Happy New Year!
Maybe its old age, but I don’t recall much about New Year’s Eve celebrations before the advent of television. It may have been a non-event in my conservative household. I might have been protected by being sent to bed, after all, I was just a kid. New Year’s celebration was a thing celebrated by adults, not little kids. I do remember lying in bed and hearing explosions of fireworks, but I wasn’t allowed to get up. I did look out my windows, but saw nothing to support the sounds I was hearing. Later, during my teen years, I got to stay up and enjoy the demise of the old year and the birth of the new.
Few in my family imbibed strong drink and those who did were not likely to be at our house. Granny, the family matriarch, had zero tolerance of such goings on. She wasn’t in favor of ‘card-playing’, going to movies on Sunday, drinking, or many activities that I would only learn about in movies and some TV shows.
I knew from the teachers in grade school that the holiday signaled the end of the old year and the beginning of another. The concept of ‘out with the old,’ and ‘in with the new’ was a way of expressing hope for the weeks and months to follow. I do recall when I watched the ‘Rose Bowl Parade’ on TV in glorious black and while, all the way from California. It was a few years before I’d saw it in living color. To me the real holiday was New Year’s Day. There were many bowl games and parades that were just what I loved. Regardless, adults seemed often enamored by the party-time celebrations of the night before.
One year I told my mom that I had never stayed up that late. I asked to stay up until daylight. While the request was approved, it still didn’t happen because I fell to sleep on the couch. There were other times and I did manage to accomplish that goal. It was only then that I realized it to be a fairly empty thing, hardly worth the effort.
I remember one of the first times that I was allowed to stay up on New Year’s Eve. The family had a new, big console TV set up in the living room. As I recall, we watched a movie. It was likely a Hallmark Movie, but I don’t remember. After the film we were taken to New York City’s Times Square, where crowds of people blocked the roads in celebration. It was a wild scene for me, but nothing like the crowds that gather there today. Back then, there were just a few neon signs and none of the multi-story LCD screens they have now. Even then there were more people there than all the population of Lawrence County, KY. Like a human wave, the crowd bore down on that canyon between the tall buildings, apparently all wanting to see the New Year’s ball drop. Atop one of those buildings was the New Year’s ball that would began its decent from the top of the structure at 11:59 and would finish at the bottom exactly at 12:00. It was then that the noise really started and paper confetti flew, along with streamers, balloons, and hats tossed into the air with abandon.

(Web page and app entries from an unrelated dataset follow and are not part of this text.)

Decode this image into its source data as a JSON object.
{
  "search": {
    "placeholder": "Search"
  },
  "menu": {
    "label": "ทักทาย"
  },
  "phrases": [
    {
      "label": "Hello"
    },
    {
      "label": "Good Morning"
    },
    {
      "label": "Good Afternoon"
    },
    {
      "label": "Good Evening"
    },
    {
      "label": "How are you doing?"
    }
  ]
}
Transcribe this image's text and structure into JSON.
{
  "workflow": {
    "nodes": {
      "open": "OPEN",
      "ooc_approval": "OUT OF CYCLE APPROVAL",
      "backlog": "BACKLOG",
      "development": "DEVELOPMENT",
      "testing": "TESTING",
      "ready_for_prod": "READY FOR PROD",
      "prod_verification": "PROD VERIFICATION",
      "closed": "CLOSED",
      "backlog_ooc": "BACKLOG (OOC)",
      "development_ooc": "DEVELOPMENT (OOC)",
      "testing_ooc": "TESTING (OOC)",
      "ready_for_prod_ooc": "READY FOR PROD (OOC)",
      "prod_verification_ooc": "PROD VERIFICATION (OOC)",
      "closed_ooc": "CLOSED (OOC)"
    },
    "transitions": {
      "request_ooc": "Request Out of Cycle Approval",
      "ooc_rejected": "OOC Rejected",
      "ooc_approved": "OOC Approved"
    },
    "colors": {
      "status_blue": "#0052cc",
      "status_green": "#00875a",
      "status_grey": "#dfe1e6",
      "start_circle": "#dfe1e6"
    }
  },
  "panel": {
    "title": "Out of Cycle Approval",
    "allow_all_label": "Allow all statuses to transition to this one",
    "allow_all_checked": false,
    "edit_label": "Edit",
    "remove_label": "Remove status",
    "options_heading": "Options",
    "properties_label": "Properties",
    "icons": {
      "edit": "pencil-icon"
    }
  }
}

Those are good memories and many of us did have a happier New Year. For most of us guys it was about watching the many bowl games and parades on TV on New Year’s Day. So, as far as many of us guys are concerned the football games are certain, but what shall we do this New Year’s Eve? Shall we raise a cup or two for the chance to do things better than before?
Going to bed early worked in my earlier life, but things changed later, when circumstances were beyond my control. Our late family dog, Katie, was well known as very fearful of loud explosive sounds. Whether the Fourth of July or New Year’s Eve, she would run to find a protective place. To her, that was sitting on top of my chest or higher, if it was possible. Since the noise occurred just after the stroke of midnight, that usually meant I was in bed. The poor dog shook with anxiety as she scooted ever higher on my prone body. My wife Suzie found joy when finally she sat upon my head like a hen over her eggs. I found little funny about it, at all! When finally all the revelers ran out of ammunition and fireworks, I was able to turn over and push Katie aside. She would shake for a time but finally find her place at the foot of the bed.
Again, according to our calendar, the old year is ending and a new one is just ahead. As such, we have the opportunity to focus on improving our lives and finding joy where it may be found. A happy New Year should be about building an environment that will support our family and our dreams for the generations to follow. We should focus on helping others to see this next year will be good for us all. Our New Year celebrations should focus on a God-given opportunity to do well and show gratitude for the good in our lives. We still have food, clothing, and a home, and the blessing of living in this time within this great nation. With that in mind I pray for your health and wish for you and your family the Happiest of New Years.